Antonio Adolfo is a highly regarded and multi-talented Brazilian musician with a deep appreciation of Nascimento’s influence as an interpreter of Brazilian themes. He has arranged the chosen compositions reverentially, starting with “Fe Cega, Faca Amolada” (Blind Faith, Sharp Knife). The electricity of the number jumps off the disc with the rhythmic cadence established by drummer Rafael Barata and an over the top solo from tenor saxophonist Marcelo Martins.

There is an interesting change of pace with the following track, “Nada Sera Como Antes”(Nothing Will Be As It Was), as it slides along as a jazz shuffle, remainging in keeping with the overall theme of the session. Pianist Adolfo chips in with a nifty solo, does as alto saxophonist Danilo Sinna.

One might have expected to have more sambas in a Brazilian themed album, but the only one on offer here is “Canção Do Sal” (Salt Song). It is a breezy composition with layers of rhythm, punctuated by a bristling trombone solo from Rafael Rocha and a creative interjection from tenor saxophonist Marcelo Martins.

Brazil is a diverse country, and the musical styles that flow from that diversity provide inspirational choices, such as the Afro-Brazilian rhythms from the state of Bahia on the number entitled “Caxanga.” Anchored in the pulsating beat of the tune, alto saxophonist Danilo Sinna rips off a terrific solo followed by guitarist Lula Galvão.

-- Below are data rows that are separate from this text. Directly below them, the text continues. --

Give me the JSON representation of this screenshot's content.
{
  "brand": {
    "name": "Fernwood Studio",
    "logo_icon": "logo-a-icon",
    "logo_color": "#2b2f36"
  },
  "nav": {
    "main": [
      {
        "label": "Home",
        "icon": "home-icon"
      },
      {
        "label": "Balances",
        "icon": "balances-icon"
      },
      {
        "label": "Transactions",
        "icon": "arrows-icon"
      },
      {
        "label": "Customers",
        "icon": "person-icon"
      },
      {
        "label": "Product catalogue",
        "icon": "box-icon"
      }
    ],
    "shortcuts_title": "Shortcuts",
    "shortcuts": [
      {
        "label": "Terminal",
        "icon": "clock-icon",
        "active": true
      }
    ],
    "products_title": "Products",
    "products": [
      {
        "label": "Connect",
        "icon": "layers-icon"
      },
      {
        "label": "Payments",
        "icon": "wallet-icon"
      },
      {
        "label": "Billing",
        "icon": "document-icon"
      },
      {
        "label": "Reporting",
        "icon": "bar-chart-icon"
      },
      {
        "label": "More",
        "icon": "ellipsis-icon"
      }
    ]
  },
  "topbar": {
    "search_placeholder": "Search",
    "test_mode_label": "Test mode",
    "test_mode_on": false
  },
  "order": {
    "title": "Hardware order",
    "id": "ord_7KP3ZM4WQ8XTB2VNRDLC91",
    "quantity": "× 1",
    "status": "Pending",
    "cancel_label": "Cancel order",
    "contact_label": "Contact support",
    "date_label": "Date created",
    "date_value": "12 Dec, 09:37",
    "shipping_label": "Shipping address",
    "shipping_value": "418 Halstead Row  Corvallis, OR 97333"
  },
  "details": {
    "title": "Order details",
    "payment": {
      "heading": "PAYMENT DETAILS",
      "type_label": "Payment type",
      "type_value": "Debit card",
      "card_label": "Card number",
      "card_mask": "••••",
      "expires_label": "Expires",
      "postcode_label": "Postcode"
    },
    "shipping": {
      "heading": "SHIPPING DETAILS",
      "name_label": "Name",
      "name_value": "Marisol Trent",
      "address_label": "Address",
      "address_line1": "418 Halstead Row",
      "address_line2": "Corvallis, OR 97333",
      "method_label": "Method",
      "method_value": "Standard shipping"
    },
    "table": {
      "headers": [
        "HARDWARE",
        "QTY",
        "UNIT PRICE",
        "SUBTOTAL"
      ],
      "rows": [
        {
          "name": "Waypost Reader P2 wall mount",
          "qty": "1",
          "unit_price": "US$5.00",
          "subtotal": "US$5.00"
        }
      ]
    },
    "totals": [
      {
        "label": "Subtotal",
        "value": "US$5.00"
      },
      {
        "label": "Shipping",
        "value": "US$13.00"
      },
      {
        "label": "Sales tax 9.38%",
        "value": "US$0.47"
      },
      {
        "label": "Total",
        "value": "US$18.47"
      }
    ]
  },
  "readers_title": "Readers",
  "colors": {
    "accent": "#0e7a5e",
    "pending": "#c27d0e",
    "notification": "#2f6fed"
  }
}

The final track on this session is “Tristesse”(Sadness). This beautifully portrayed waltz brings the band together through an arrangement that captures their rich and expressive voicing over which the nimble fingers of guitarist Leonardo Amuedo weaves a spell.

This is a tribute from one Brazilian master to another that is filled with emotional energy and extroverted vision.